Data about app and page elements
* * * *

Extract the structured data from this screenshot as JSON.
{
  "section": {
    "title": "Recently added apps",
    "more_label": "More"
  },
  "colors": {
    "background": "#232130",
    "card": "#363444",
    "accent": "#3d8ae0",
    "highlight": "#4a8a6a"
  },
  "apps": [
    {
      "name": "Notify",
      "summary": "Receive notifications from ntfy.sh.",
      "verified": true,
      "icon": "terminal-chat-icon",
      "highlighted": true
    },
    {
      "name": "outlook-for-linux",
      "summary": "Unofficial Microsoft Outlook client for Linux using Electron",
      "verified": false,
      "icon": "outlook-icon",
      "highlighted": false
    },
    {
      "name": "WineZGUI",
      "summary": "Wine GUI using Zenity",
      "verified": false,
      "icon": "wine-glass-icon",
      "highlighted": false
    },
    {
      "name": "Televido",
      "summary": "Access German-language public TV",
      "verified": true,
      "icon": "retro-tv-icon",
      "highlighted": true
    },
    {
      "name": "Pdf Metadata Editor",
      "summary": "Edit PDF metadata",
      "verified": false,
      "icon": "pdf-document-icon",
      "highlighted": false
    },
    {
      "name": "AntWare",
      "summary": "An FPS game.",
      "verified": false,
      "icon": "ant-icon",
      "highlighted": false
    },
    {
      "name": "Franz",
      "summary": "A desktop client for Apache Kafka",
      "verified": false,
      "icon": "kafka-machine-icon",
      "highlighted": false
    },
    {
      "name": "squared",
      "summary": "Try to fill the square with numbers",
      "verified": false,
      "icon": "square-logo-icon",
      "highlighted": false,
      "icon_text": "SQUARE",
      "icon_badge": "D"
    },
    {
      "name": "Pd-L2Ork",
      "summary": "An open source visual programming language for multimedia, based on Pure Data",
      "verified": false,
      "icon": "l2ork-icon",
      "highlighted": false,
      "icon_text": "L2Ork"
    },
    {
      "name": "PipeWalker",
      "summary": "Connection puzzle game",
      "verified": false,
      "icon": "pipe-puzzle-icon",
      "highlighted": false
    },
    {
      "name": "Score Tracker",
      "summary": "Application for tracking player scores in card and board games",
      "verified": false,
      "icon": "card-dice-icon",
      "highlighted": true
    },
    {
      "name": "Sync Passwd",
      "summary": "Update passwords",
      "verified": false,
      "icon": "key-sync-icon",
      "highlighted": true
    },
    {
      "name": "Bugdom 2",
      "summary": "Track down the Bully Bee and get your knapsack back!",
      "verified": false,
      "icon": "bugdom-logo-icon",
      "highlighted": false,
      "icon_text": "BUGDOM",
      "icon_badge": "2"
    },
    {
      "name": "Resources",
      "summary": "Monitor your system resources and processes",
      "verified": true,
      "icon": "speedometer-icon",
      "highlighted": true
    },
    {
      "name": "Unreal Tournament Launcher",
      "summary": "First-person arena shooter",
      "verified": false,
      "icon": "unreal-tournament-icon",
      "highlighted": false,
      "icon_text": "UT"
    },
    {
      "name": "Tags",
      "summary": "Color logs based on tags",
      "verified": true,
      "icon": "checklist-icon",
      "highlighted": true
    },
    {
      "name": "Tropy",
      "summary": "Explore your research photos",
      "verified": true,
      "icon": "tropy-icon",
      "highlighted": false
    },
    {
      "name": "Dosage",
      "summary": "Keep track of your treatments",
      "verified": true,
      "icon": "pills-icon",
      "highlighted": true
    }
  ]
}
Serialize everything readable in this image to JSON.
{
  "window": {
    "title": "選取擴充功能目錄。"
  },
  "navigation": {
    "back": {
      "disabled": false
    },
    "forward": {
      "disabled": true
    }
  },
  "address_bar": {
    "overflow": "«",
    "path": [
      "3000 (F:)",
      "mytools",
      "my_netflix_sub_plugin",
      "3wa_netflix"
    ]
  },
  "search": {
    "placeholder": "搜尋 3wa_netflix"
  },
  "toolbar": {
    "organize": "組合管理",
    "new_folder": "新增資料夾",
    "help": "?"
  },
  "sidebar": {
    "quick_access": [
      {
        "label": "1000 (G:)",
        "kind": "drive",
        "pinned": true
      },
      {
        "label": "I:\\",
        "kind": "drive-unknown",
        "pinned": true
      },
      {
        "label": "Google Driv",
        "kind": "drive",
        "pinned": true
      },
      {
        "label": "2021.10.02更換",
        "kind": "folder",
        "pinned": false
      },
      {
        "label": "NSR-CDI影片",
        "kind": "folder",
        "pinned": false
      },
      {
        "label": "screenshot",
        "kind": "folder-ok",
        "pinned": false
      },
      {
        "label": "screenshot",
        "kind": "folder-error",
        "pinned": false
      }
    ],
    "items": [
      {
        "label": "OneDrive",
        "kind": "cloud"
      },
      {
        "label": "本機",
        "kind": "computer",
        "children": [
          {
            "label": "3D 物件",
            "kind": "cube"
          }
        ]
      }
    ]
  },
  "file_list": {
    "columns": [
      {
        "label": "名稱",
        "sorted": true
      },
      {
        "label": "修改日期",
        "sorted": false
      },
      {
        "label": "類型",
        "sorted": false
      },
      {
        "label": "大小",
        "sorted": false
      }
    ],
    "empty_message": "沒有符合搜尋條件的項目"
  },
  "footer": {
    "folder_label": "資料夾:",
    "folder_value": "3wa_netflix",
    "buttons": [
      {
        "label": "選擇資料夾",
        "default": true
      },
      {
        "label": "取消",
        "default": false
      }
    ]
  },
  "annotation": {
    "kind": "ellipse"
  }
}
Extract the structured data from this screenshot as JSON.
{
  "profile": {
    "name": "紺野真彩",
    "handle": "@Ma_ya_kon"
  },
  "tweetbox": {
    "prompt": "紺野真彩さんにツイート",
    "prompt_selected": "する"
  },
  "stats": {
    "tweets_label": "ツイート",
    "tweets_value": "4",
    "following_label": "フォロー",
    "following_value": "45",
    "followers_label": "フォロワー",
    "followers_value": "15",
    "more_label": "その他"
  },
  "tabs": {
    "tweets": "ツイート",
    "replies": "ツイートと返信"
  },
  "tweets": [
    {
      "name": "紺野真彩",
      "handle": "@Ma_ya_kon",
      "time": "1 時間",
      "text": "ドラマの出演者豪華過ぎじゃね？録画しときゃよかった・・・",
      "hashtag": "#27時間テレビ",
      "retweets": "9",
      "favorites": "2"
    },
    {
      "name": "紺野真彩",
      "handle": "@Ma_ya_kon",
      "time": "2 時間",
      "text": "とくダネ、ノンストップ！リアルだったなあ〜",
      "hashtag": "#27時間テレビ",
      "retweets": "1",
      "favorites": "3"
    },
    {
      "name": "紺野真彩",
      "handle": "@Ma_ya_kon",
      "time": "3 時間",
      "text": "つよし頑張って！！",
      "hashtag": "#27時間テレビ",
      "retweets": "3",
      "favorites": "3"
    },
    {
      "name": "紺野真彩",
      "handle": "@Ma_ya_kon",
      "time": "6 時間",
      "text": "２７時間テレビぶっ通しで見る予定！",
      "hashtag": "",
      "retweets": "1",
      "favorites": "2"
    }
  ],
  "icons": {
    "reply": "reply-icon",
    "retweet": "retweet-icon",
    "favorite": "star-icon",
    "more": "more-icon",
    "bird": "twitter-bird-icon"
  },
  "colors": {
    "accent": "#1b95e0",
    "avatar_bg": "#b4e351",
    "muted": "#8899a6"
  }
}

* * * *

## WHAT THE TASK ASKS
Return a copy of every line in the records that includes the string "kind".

## TASK RESULT
        "kind": "drive",
        "kind": "drive-unknown",
        "kind": "drive",
        "kind": "folder",
        "kind": "folder",
        "kind": "folder-ok",
        "kind": "folder-error",
        "kind": "cloud"
        "kind": "computer",
            "kind": "cube"
    "kind": "ellipse"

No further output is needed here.